### Task statement:
Report, from the records below, every line where the word "Recipients" appears.

◇ ◇ ◇ ◇ ◇ ◇ ◇

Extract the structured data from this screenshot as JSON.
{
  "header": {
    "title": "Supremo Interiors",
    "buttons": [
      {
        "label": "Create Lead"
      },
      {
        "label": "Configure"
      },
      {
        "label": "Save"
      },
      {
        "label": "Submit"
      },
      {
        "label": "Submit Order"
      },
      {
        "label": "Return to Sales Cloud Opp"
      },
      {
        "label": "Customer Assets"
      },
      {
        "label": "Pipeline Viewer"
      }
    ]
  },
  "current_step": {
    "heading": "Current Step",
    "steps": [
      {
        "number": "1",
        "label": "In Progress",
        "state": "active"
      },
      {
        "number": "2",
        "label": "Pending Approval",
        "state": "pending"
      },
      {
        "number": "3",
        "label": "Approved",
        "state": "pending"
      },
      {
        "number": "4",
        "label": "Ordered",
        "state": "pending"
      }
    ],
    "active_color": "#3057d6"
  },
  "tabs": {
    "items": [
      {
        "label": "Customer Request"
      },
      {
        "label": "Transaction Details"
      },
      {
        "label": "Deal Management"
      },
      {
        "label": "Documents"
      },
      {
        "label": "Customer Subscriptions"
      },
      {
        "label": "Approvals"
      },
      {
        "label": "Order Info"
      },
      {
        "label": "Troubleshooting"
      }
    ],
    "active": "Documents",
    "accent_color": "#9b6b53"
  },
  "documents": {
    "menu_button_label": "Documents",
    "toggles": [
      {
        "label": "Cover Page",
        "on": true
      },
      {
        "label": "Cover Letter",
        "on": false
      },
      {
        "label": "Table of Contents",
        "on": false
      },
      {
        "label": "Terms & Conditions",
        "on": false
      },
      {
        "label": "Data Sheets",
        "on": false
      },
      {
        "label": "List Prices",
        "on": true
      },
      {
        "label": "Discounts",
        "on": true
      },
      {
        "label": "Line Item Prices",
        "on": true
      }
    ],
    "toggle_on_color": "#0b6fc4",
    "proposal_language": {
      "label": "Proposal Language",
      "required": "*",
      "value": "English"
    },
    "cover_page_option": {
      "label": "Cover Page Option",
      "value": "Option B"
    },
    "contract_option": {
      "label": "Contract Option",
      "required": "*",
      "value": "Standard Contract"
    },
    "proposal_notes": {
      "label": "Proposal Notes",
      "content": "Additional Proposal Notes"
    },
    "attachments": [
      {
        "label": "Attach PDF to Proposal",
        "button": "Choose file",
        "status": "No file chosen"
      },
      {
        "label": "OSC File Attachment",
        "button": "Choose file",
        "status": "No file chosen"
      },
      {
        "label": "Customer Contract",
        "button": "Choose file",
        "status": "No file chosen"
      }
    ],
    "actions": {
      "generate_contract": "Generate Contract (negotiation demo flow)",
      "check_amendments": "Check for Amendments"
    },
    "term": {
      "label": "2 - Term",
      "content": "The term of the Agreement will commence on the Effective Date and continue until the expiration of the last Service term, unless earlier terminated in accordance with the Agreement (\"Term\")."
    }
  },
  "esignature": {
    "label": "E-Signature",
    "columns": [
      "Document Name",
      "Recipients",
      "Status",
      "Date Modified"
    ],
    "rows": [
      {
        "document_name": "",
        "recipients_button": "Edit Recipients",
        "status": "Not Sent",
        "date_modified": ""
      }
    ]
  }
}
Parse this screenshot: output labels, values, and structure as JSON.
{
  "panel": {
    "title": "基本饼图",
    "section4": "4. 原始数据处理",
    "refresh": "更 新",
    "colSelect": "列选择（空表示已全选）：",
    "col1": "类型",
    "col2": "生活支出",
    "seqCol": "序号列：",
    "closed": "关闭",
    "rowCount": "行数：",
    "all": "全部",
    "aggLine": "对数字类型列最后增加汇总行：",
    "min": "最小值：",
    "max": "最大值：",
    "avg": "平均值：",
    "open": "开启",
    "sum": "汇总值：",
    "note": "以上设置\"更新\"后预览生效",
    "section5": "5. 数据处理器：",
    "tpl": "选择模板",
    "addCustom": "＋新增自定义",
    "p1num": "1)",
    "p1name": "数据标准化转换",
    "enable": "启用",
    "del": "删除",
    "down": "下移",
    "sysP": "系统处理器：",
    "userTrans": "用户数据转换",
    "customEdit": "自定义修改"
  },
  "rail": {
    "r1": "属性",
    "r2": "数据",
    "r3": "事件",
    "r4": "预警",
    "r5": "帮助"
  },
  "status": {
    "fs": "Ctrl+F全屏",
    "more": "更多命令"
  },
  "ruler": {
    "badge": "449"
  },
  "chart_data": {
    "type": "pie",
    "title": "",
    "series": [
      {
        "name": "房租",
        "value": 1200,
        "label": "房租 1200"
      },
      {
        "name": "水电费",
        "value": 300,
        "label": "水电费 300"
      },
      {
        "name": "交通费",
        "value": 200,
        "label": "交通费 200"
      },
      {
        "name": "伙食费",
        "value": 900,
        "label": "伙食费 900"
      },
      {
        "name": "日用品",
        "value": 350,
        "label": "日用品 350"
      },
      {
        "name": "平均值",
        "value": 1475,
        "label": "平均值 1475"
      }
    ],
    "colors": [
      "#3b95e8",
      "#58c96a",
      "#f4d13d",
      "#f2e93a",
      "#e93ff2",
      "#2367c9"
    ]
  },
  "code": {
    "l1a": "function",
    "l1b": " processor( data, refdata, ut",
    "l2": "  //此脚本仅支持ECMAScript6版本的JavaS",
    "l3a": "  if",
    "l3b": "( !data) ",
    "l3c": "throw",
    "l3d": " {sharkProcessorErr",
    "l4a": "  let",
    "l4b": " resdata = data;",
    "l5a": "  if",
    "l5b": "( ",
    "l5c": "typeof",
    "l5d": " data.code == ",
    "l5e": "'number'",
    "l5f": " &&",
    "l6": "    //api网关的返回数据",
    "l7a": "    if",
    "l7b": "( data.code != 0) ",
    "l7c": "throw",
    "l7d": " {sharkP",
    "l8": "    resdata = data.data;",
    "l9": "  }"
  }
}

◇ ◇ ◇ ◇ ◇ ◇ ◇

### Answer area:
      "Recipients",
        "recipients_button": "Edit Recipients",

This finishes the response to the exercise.